── Given data

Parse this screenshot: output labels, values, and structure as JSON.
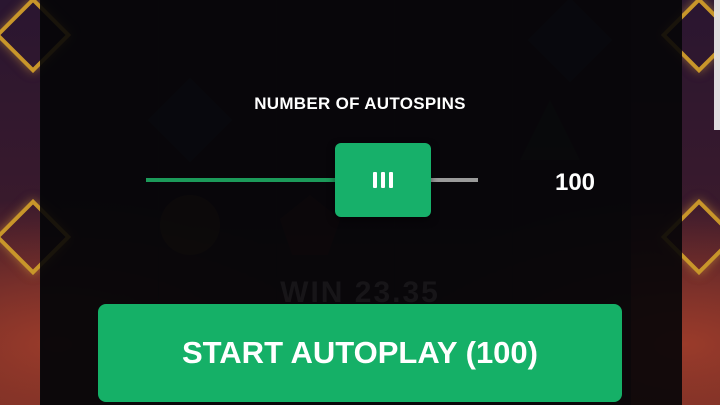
{
  "panel": {
    "title": "NUMBER OF AUTOSPINS"
  },
  "slider": {
    "value": "100",
    "fill_fraction": 0.6
  },
  "start_button": {
    "label": "START AUTOPLAY (100)"
  },
  "background": {
    "ghost_text": "WIN 23.35"
  },
  "colors": {
    "accent": "#15b067",
    "overlay": "#060608",
    "track": "#9a9a9a"
  }
}
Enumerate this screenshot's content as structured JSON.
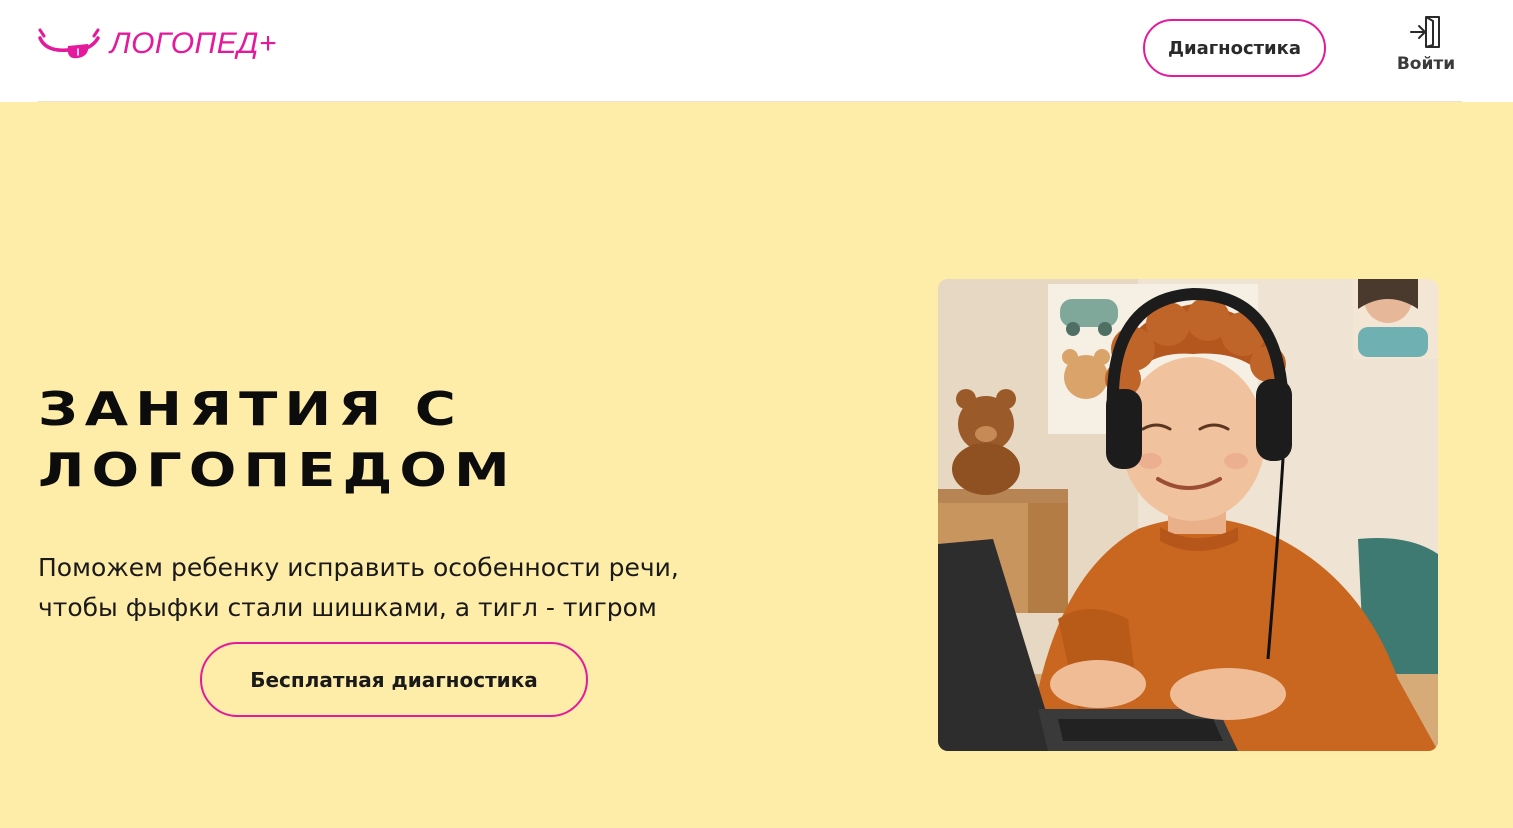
{
  "header": {
    "logo_text": "ЛОГОПЕД+",
    "diagnostics_label": "Диагностика",
    "login_label": "Войти"
  },
  "hero": {
    "title": "Занятия с логопедом",
    "subtitle": "Поможем ребенку исправить особенности речи,\nчтобы фыфки стали шишками, а тигл - тигром",
    "cta_label": "Бесплатная диагностика"
  },
  "icons": {
    "logo": "tongue-smile-icon",
    "login": "sign-in-door-icon"
  },
  "colors": {
    "accent": "#e5199c",
    "hero_background": "#feeca9",
    "header_background": "#ffffff",
    "text_dark": "#0c0c0c"
  }
}
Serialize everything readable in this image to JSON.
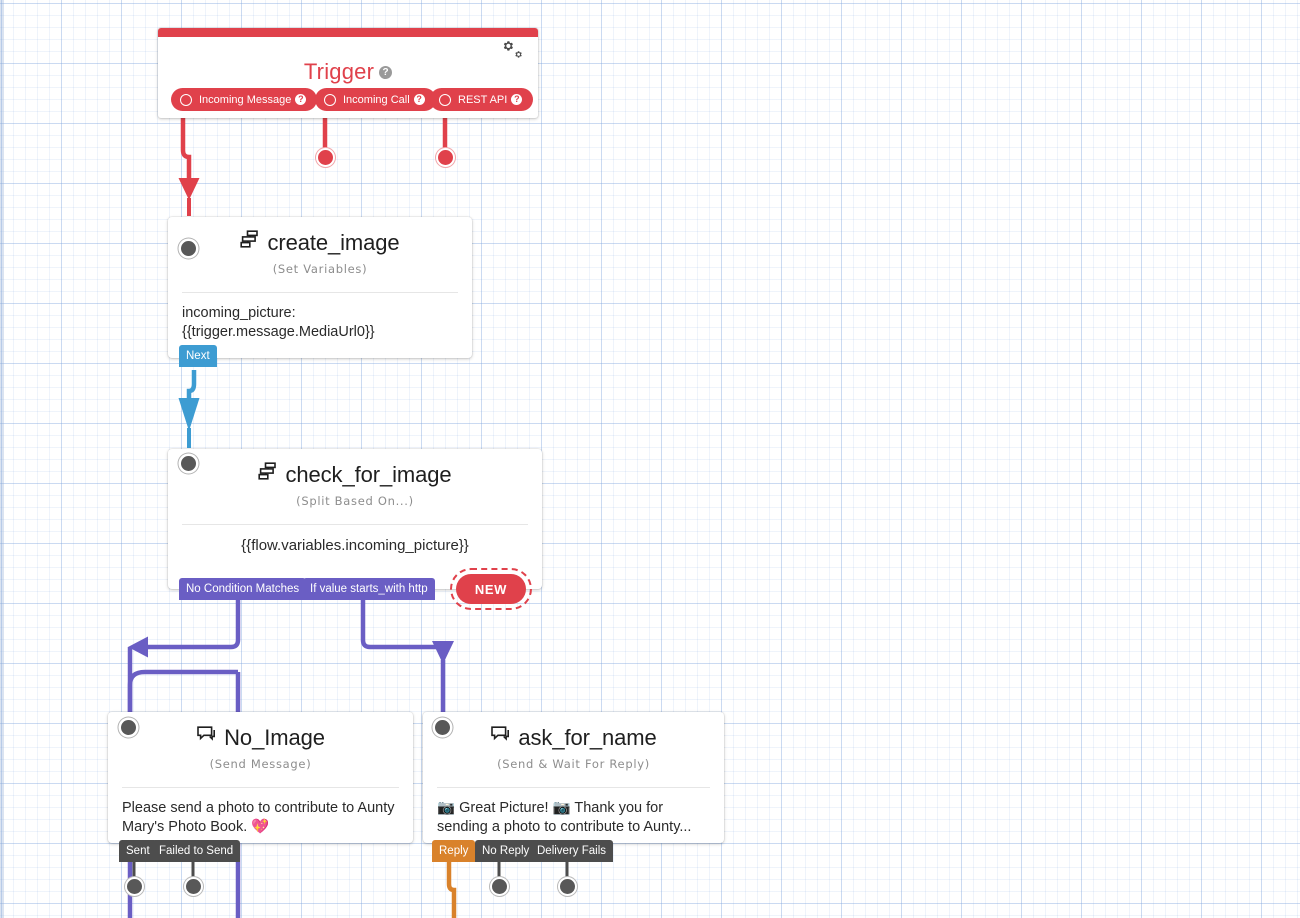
{
  "canvas": {
    "background_color": "#ffffff",
    "grid_color": "#7aa0dc"
  },
  "trigger": {
    "title": "Trigger",
    "help_glyph": "?",
    "accent_color": "#e0414b",
    "gear_icon": "gear-icon",
    "pills": [
      {
        "label": "Incoming Message",
        "help_glyph": "?"
      },
      {
        "label": "Incoming Call",
        "help_glyph": "?"
      },
      {
        "label": "REST API",
        "help_glyph": "?"
      }
    ]
  },
  "nodes": [
    {
      "id": "create_image",
      "title": "create_image",
      "icon": "set-variables-icon",
      "subtitle": "(Set Variables)",
      "body": "incoming_picture: {{trigger.message.MediaUrl0}}",
      "outputs": [
        {
          "label": "Next",
          "color": "#3d9cd2"
        }
      ]
    },
    {
      "id": "check_for_image",
      "title": "check_for_image",
      "icon": "split-based-on-icon",
      "subtitle": "(Split Based On...)",
      "body": "{{flow.variables.incoming_picture}}",
      "outputs": [
        {
          "label": "No Condition Matches",
          "color": "#6a5ec4"
        },
        {
          "label": "If value starts_with http",
          "color": "#6a5ec4"
        }
      ],
      "badge": {
        "label": "NEW",
        "color": "#e0414b"
      }
    },
    {
      "id": "No_Image",
      "title": "No_Image",
      "icon": "message-bubble-icon",
      "subtitle": "(Send Message)",
      "body": "Please send a photo to contribute to Aunty Mary's Photo Book. 💖",
      "outputs": [
        {
          "label": "Sent",
          "color": "#4d4d4d"
        },
        {
          "label": "Failed to Send",
          "color": "#4d4d4d"
        }
      ]
    },
    {
      "id": "ask_for_name",
      "title": "ask_for_name",
      "icon": "message-bubble-icon",
      "subtitle": "(Send & Wait For Reply)",
      "body": "📷 Great Picture! 📷 Thank you for sending a photo to contribute to Aunty...",
      "outputs": [
        {
          "label": "Reply",
          "color": "#d9822b"
        },
        {
          "label": "No Reply",
          "color": "#4d4d4d"
        },
        {
          "label": "Delivery Fails",
          "color": "#4d4d4d"
        }
      ]
    }
  ],
  "connectors": [
    {
      "from": "Incoming Message",
      "to": "create_image",
      "color": "#e0414b"
    },
    {
      "from": "Next",
      "to": "check_for_image",
      "color": "#3d9cd2"
    },
    {
      "from": "No Condition Matches",
      "to": "No_Image",
      "color": "#6a5ec4"
    },
    {
      "from": "If value starts_with http",
      "to": "ask_for_name",
      "color": "#6a5ec4"
    }
  ]
}
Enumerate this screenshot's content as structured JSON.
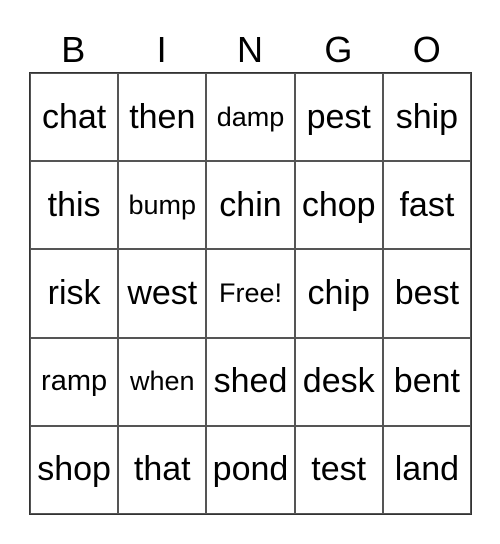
{
  "header": [
    "B",
    "I",
    "N",
    "G",
    "O"
  ],
  "cells": [
    [
      "chat",
      "then",
      "damp",
      "pest",
      "ship"
    ],
    [
      "this",
      "bump",
      "chin",
      "chop",
      "fast"
    ],
    [
      "risk",
      "west",
      "Free!",
      "chip",
      "best"
    ],
    [
      "ramp",
      "when",
      "shed",
      "desk",
      "bent"
    ],
    [
      "shop",
      "that",
      "pond",
      "test",
      "land"
    ]
  ]
}
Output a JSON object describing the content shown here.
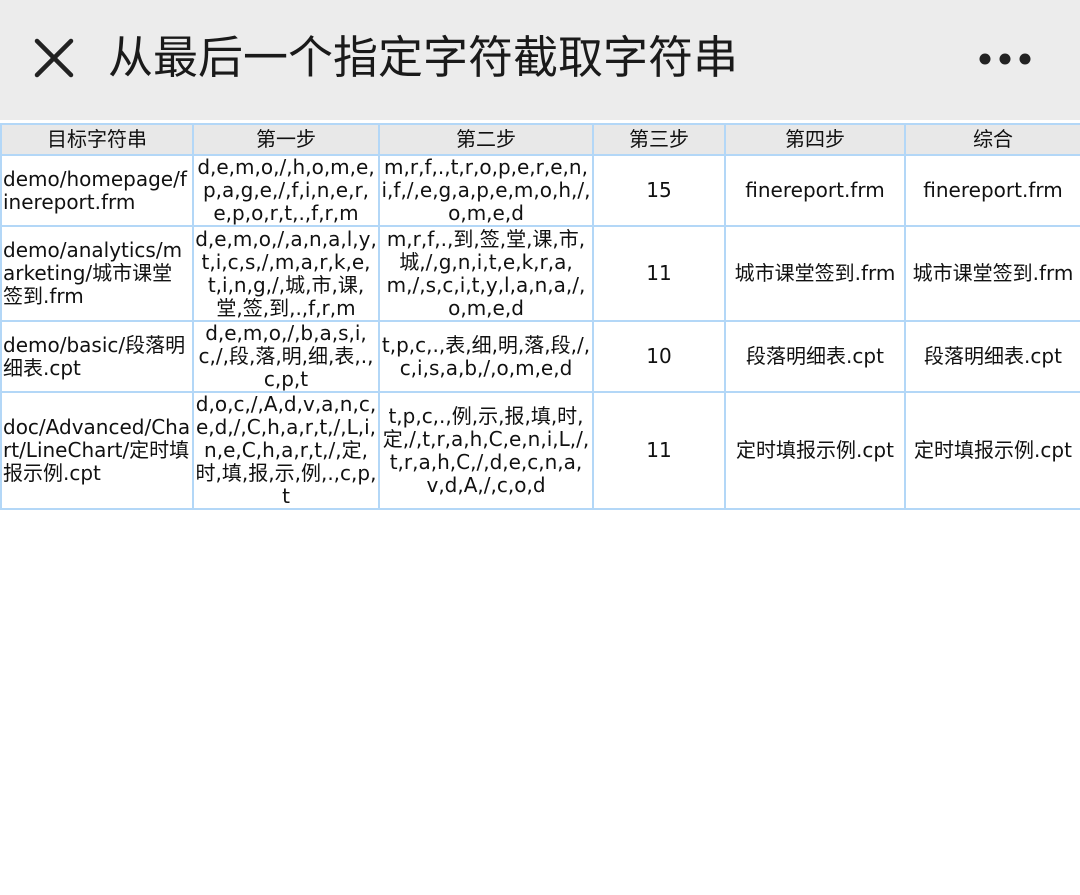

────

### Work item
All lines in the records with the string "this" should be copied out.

### Your response
Parse this screenshot: output labels, values, and structure as JSON.
Enumerate this screenshot's content as structured JSON.
Serialize everything readable in this image to JSON.
Enumerate this screenshot's content as structured JSON.
      "this",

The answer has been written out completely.